◆ **Task goal**: In the entries below, the word "this" appears on some lines. Copy each of those lines.

◆ **Source material**:
_____

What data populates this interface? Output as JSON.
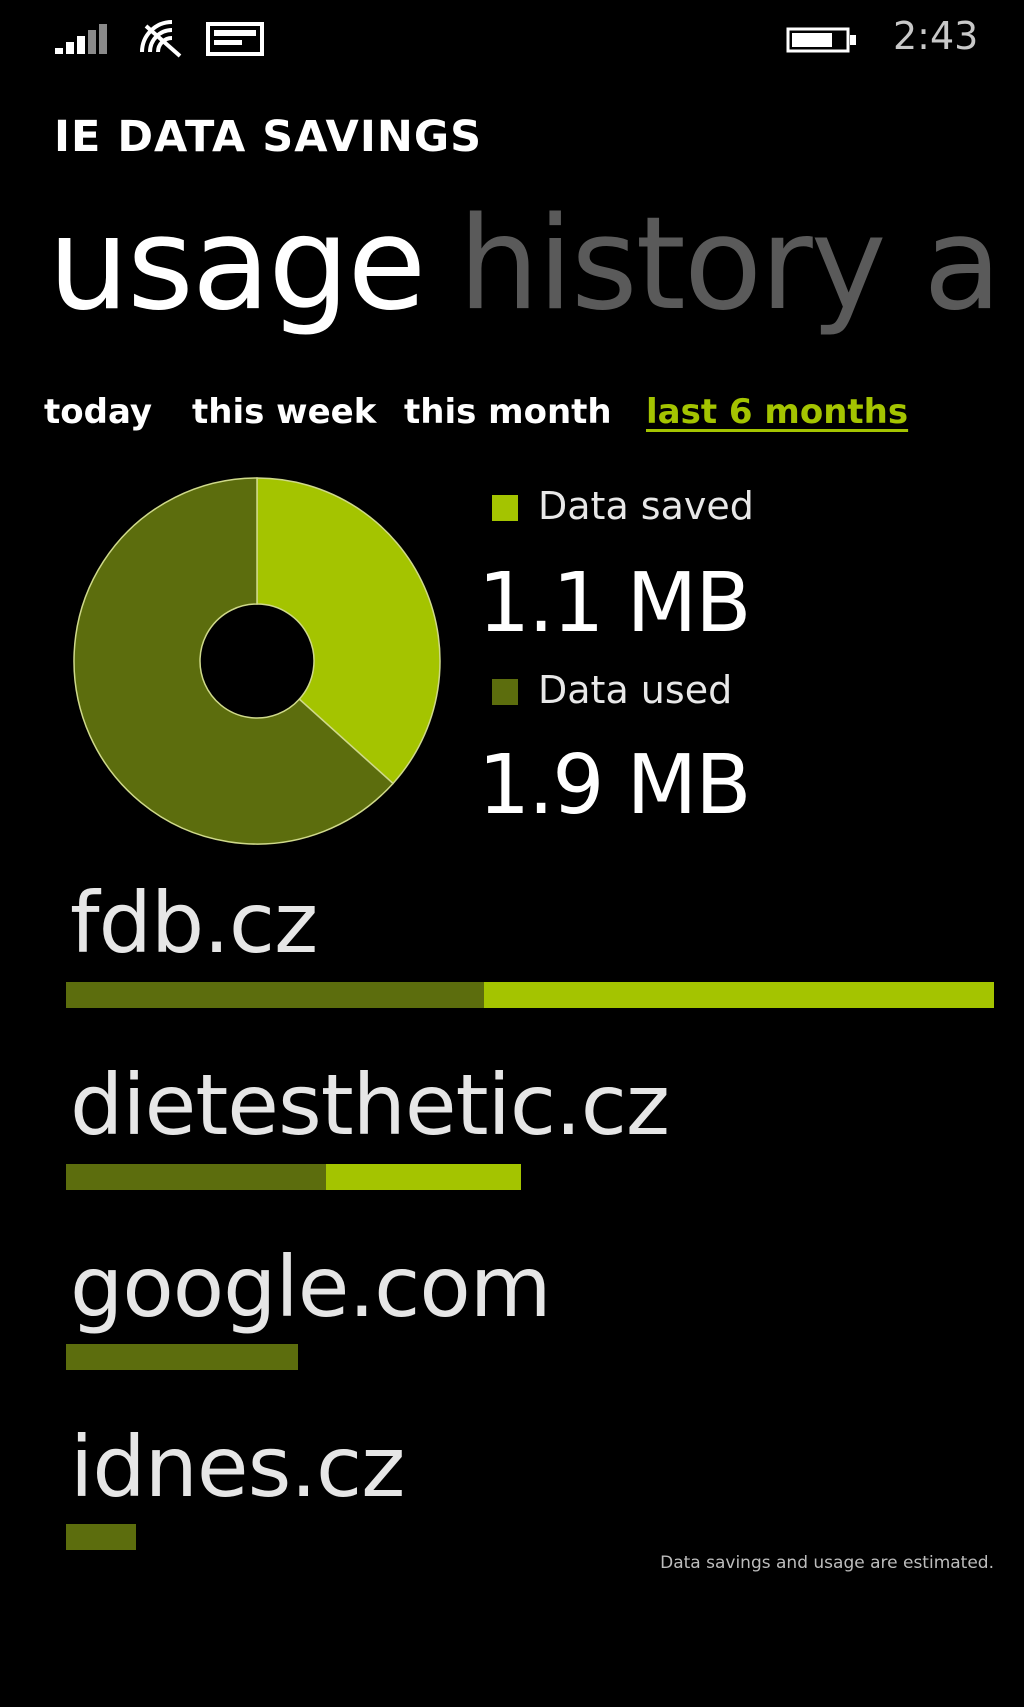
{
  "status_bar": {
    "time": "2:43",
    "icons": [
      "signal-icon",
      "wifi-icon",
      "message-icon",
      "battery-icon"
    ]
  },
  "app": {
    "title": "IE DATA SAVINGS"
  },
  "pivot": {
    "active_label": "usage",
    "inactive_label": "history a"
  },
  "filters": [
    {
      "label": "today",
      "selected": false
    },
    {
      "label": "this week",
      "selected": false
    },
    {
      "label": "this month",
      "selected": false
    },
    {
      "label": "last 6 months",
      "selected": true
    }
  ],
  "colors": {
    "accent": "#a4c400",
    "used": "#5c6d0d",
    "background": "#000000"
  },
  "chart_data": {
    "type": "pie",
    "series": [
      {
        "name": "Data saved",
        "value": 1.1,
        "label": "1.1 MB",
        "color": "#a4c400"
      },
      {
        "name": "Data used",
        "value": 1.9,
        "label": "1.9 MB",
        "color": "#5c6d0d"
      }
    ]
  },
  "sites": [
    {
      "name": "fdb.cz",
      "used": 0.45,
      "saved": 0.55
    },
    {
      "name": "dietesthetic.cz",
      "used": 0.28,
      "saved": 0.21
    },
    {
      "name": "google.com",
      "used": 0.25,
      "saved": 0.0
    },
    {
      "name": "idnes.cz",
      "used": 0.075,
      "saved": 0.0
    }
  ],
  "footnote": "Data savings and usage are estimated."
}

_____

◆ **Answer space**:
What data populates this interface? Output as JSON.
      "label": "this week",
      "label": "this month",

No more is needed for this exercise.